“We had made some progress towards parity of esteem with schoolteachers in recent years. You can forget about that - no one will be able to claim that now,” said James Noble Rogers, executive director of the Universities’ Council for the Education of Teachers and an IfL board member.
The Lingfield review’s recommendation to remove the legal requirement for staff to achieve teaching qualifications in favour of “discretionary advice” seems at odds with its emphasis on quality. It proposes an end to the “associate teacher” role, which allowed for a lower grade of teaching qualification, because it said that it “is meaningless when viewed from the standpoint of learners (who deserve equally good teaching whatever the employment status of the lecturer)”.
To this end, the review proposes scrapping the lower-grade level 3 and 4 teaching qualifications and removing the naming system of PTLLS, CTLLS and DTLLS, criticising the nicknames of “petals, kettles and dettles” as unhelpful and confusing. There would remain a basic induction qualification, followed by a level 5 certificate in further education for most, with the option of a master’s-level diploma for elite teachers.
The review panel justified abolishing the requirement for qualifications by citing the situation in higher education, where a voluntary approach to training does not appear to harm standards. But it also indicated that government priorities were an influence. The 2007 statute, it said, “is certainly contrary to the deregulatory policies of the present government, which are based on a conviction that the achievement of excellence is inextricably connected with local autonomy”.

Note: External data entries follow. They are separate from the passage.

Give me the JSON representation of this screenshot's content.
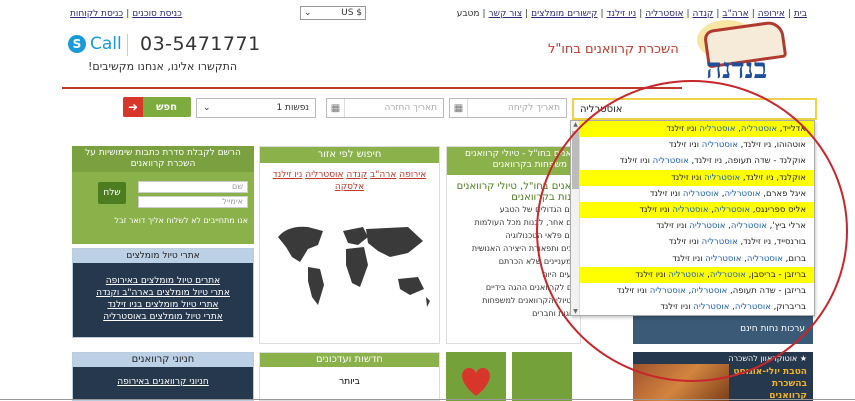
{
  "topbar": {
    "nav": [
      "בית",
      "אירופה",
      "ארה\"ב",
      "קנדה",
      "אוסטרליה",
      "ניו זילנד",
      "קישורים מומלצים",
      "צור קשר"
    ],
    "currency_label": "מטבע",
    "currency_value": "US $",
    "left_links": [
      "כניסת סוכנים",
      "כניסת לקוחות"
    ]
  },
  "header": {
    "call_label": "Call",
    "phone": "03-5471771",
    "tagline": "התקשרו אלינו, אנחנו מקשיבים!",
    "company_name": "השכרת קרוואנים בחו\"ל",
    "logo_text": "בנדנה"
  },
  "search": {
    "destination_value": "אוסטרליה",
    "pickup_placeholder": "תאריך לקיחה",
    "return_placeholder": "תאריך החזרה",
    "passengers_value": "1 נפשות",
    "button_label": "חפש"
  },
  "dropdown": {
    "accent_word": "אוסטרליה",
    "items": [
      {
        "parts": [
          "אדלייד, ",
          "אוסטרליה",
          ", ",
          "אוסטרליה",
          " וניו זילנד"
        ],
        "hl": true
      },
      {
        "parts": [
          "אוטהוהו, ניו זילנד, ",
          "אוסטרליה",
          " וניו זילנד"
        ],
        "hl": false
      },
      {
        "parts": [
          "אוקלנד - שדה תעופה, ניו זילנד, ",
          "אוסטרליה",
          " וניו זילנד"
        ],
        "hl": false
      },
      {
        "parts": [
          "אוקלנד, ניו זילנד, ",
          "אוסטרליה",
          " וניו זילנד"
        ],
        "hl": true
      },
      {
        "parts": [
          "איגל פארם, ",
          "אוסטרליה",
          ", ",
          "אוסטרליה",
          " וניו זילנד"
        ],
        "hl": false
      },
      {
        "parts": [
          "אליס ספרינגס, ",
          "אוסטרליה",
          ", ",
          "אוסטרליה",
          " וניו זילנד"
        ],
        "hl": true
      },
      {
        "parts": [
          "ארלי ביץ', ",
          "אוסטרליה",
          ", ",
          "אוסטרליה",
          " וניו זילנד"
        ],
        "hl": false
      },
      {
        "parts": [
          "בורנסייד, ניו זילנד, ",
          "אוסטרליה",
          " וניו זילנד"
        ],
        "hl": false
      },
      {
        "parts": [
          "ברום, ",
          "אוסטרליה",
          ", ",
          "אוסטרליה",
          " וניו זילנד"
        ],
        "hl": false
      },
      {
        "parts": [
          "בריזבן - בריסבן, ",
          "אוסטרליה",
          ", ",
          "אוסטרליה",
          " וניו זילנד"
        ],
        "hl": true
      },
      {
        "parts": [
          "בריזבן - שדה תעופה, ",
          "אוסטרליה",
          ", ",
          "אוסטרליה",
          " וניו זילנד"
        ],
        "hl": false
      },
      {
        "parts": [
          "בריברוק, ",
          "אוסטרליה",
          ", ",
          "אוסטרליה",
          " וניו זילנד"
        ],
        "hl": false
      }
    ]
  },
  "newsletter": {
    "title": "הרשם לקבלת סדרת כתבות שימושיות על השכרת קרוואנים",
    "name_placeholder": "שם",
    "email_placeholder": "אימייל",
    "send_label": "שלח",
    "note": "אנו מתחייבים לא לשלוח אליך דואר זבל"
  },
  "recommended": {
    "title": "אתרי טיול מומלצים",
    "links": [
      "אתרים טיול מומלצים באירופה",
      "אתרי טיול מומלצים בארה\"ב וקנדה",
      "אתרי טיול מומלצים בניו זילנד",
      "אתרי טיול מומלצים באוסטרליה"
    ]
  },
  "map_box": {
    "title": "חיפוש לפי אזור",
    "links_line1": [
      "אירופה",
      "ארה\"ב",
      "קנדה",
      "אוסטרליה",
      "ניו זילנד"
    ],
    "links_line2": "אלסקה"
  },
  "article": {
    "title": "ואנים בחו\"ל - טיולי קרוואנים\n\" משפחות בקרוואנים",
    "subtitle": "ואנים בחו\"ל, טיולי קרוואנים",
    "subtitle2": "ונות בקרוואנים",
    "lines": [
      "ים הגדולים של הטבע,",
      "ם אחר, לבנות מכל העולמות,",
      "ים פלאי הטכנולוגיה,",
      "נים ותפאורת היצירה האנושית,",
      "מעניינים שלא הכרתם,",
      "עים היום.",
      "ים לקרוואנים ההגה בידיים",
      "טיולי הקרוואנים למשפחות."
    ],
    "extra": "זוגות וחברים"
  },
  "right_panel": {
    "note": "ערכות נחות חינם"
  },
  "bottom": {
    "campers_title": "חניוני קרוואנים",
    "campers_link": "חניוני קרוואנים באירופה",
    "news_title": "חדשות ועדכונים",
    "news_text": "ביותר",
    "promo_title": "אוטוקראוון להשכרה",
    "promo_text": "הטבת יולי-אוגוסט בהשכרת קרוואנים"
  }
}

The panel said that Ofsted had delivered a killing blow to regulation by telling the panel that “no sound, causal link” could be found between the regulatory enforcement of qualifications and improvements in teaching. Evidence from colleges that shows inspection assessments have improved since 2007 was rejected because it was said to be merely “common sense” that investing in improving teachers’ capabilities would bring results, but it proved nothing about regulation.
Despite the inspection body’s own doubts about any connection between regulating FE qualifications and the quality of teaching, Ofsted would be made responsible for ensuring that FE teachers were appropriately qualified through inspections. The panel called Ofsted “the single regulator remaining”.

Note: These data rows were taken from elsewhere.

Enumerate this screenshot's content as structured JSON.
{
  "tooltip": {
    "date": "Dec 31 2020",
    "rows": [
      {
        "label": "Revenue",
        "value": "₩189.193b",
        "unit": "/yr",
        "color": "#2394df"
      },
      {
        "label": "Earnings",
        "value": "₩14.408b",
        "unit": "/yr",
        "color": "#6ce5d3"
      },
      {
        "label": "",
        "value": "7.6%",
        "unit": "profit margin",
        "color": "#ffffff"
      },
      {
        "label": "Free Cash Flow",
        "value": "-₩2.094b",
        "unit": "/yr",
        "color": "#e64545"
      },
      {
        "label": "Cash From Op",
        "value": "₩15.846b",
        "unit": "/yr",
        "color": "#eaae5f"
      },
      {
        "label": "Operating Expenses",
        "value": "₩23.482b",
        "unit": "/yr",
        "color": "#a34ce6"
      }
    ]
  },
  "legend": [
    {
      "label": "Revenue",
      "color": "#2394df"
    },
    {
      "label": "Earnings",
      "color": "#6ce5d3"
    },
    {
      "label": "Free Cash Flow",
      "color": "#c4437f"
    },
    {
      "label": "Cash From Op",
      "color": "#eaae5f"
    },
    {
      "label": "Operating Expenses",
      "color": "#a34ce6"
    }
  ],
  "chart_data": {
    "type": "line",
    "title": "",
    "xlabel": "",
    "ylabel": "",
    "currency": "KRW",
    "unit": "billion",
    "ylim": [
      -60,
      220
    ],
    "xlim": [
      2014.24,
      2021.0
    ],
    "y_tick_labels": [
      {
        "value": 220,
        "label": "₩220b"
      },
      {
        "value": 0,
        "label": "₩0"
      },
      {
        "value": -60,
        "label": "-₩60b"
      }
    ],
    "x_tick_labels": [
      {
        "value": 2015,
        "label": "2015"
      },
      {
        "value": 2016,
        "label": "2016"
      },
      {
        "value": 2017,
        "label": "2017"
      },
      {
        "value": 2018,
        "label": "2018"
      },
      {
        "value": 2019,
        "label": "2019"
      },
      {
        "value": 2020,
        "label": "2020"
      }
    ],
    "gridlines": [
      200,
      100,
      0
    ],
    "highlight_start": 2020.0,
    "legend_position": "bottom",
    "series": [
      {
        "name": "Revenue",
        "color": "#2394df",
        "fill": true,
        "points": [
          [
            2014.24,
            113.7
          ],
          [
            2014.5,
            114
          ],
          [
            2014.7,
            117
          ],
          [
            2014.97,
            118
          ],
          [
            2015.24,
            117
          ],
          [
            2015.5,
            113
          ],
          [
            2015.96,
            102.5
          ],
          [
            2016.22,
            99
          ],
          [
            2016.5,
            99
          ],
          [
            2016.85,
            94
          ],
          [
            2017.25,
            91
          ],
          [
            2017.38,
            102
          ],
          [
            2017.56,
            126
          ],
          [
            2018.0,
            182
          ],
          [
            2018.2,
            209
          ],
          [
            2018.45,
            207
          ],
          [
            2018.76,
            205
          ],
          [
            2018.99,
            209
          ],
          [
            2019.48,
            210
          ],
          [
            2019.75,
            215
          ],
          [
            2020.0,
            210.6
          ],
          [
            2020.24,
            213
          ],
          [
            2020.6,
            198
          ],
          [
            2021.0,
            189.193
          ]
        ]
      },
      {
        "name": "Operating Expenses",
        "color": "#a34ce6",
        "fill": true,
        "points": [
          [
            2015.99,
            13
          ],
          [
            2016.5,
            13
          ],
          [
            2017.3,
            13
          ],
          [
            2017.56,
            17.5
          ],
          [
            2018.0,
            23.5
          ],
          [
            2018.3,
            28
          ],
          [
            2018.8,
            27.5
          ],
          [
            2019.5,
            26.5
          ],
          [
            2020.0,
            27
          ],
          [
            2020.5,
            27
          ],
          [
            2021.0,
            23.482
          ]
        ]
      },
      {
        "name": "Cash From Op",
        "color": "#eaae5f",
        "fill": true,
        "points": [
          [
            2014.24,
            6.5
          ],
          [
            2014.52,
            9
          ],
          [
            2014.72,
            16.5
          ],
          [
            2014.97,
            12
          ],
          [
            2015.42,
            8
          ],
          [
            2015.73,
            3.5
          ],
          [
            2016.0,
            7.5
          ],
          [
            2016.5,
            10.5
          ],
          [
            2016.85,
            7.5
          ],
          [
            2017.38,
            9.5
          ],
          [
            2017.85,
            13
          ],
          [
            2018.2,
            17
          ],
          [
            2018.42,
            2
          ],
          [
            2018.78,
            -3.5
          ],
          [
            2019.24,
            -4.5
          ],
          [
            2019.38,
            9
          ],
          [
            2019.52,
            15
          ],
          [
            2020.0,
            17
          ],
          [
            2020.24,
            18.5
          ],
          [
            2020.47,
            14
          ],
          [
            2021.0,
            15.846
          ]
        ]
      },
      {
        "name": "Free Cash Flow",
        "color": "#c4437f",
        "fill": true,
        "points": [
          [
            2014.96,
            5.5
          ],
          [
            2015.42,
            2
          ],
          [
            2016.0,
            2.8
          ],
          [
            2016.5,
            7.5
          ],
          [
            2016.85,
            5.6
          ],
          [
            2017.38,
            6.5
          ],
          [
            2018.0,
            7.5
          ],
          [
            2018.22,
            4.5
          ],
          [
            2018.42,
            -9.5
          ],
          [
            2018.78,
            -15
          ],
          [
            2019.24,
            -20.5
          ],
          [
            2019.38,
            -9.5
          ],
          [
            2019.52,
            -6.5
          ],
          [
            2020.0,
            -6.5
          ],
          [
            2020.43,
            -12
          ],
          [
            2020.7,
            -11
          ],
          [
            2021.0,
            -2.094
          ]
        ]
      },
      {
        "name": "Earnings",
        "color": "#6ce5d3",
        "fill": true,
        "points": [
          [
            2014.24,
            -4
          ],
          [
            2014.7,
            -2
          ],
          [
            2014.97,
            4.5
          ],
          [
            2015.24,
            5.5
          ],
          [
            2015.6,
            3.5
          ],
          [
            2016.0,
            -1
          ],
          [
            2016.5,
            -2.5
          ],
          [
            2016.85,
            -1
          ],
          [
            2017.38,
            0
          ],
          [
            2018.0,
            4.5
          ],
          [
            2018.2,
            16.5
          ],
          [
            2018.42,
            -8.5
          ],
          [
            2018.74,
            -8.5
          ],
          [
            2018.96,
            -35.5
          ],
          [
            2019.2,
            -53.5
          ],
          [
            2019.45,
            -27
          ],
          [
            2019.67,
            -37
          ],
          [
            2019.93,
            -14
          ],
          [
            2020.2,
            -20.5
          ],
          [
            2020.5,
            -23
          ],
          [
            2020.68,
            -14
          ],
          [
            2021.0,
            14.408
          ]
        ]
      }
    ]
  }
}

Meanwhile, FE’s supporters of the statutory teacher training requirement face a seemingly impossible standard of proof: to show that the regulation had an impact that can be separated from its sole purpose - that of increasing the investment in teachers’ capabilities.
THEN AND NOW

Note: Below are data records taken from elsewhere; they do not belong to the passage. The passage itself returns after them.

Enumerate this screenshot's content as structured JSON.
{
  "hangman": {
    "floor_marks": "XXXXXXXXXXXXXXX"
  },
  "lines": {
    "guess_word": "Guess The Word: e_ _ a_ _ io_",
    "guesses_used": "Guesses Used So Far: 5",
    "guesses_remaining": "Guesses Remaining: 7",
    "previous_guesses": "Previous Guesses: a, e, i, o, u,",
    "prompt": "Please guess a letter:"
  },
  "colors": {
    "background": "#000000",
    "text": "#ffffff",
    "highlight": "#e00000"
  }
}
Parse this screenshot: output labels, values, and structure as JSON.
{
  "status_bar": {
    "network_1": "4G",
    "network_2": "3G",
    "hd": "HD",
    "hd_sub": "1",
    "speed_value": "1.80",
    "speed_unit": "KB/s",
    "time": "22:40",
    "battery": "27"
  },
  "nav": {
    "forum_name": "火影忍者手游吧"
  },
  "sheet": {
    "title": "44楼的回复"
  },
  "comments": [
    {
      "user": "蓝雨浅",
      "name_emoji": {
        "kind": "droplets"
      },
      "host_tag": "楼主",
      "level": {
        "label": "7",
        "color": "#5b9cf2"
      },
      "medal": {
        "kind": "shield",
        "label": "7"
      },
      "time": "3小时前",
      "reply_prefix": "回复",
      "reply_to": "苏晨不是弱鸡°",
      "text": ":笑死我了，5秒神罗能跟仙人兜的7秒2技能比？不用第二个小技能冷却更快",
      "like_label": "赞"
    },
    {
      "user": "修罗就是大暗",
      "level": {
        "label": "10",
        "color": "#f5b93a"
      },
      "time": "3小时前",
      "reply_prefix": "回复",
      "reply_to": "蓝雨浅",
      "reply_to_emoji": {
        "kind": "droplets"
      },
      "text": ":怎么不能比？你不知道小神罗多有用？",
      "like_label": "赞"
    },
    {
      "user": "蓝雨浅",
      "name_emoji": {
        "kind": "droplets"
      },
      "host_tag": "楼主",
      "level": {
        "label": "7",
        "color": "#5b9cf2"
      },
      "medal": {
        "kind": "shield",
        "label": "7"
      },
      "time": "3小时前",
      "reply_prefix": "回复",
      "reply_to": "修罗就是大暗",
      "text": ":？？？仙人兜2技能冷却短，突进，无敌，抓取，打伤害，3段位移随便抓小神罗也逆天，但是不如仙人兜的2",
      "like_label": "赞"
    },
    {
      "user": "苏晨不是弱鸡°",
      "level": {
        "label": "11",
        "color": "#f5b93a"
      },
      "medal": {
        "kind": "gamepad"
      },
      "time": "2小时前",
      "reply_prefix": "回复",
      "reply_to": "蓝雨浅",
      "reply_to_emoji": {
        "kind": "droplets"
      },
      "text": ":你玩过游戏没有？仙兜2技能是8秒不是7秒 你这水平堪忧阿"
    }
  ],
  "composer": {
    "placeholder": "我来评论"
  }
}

All new entrants to FE teaching must take the Preparing to Teach in the Lifelong Learning Sector (PTLLS) qualification.
Within five years of starting teaching, those with level 3 or 4 qualifications must complete the Certificate in Teaching in the Lifelong Learning Sector (CTLLS) and show good professional practice to gain Associate Teacher Learning and Skills status.
Those with higher-level qualifications must complete a Diploma in Teaching in the Lifelong Learning Sector (DTLLS) and, in the same time frame, show good professional practice to gain Qualified Teacher Learning and Skills status.
All entrants to FE teaching must take an induction course.
Qualifications required will be at the discretion of employers.
The Learning and Skills Improvement Service should reform teaching qualifications to offer a certificate in further education at level 5 and an MA-level diploma in further education.
Ofsted will inspect providers to ensure that their training and continuing professional development is adequate.
Original headline: FE professionalism gets its most radical shake-up in a decade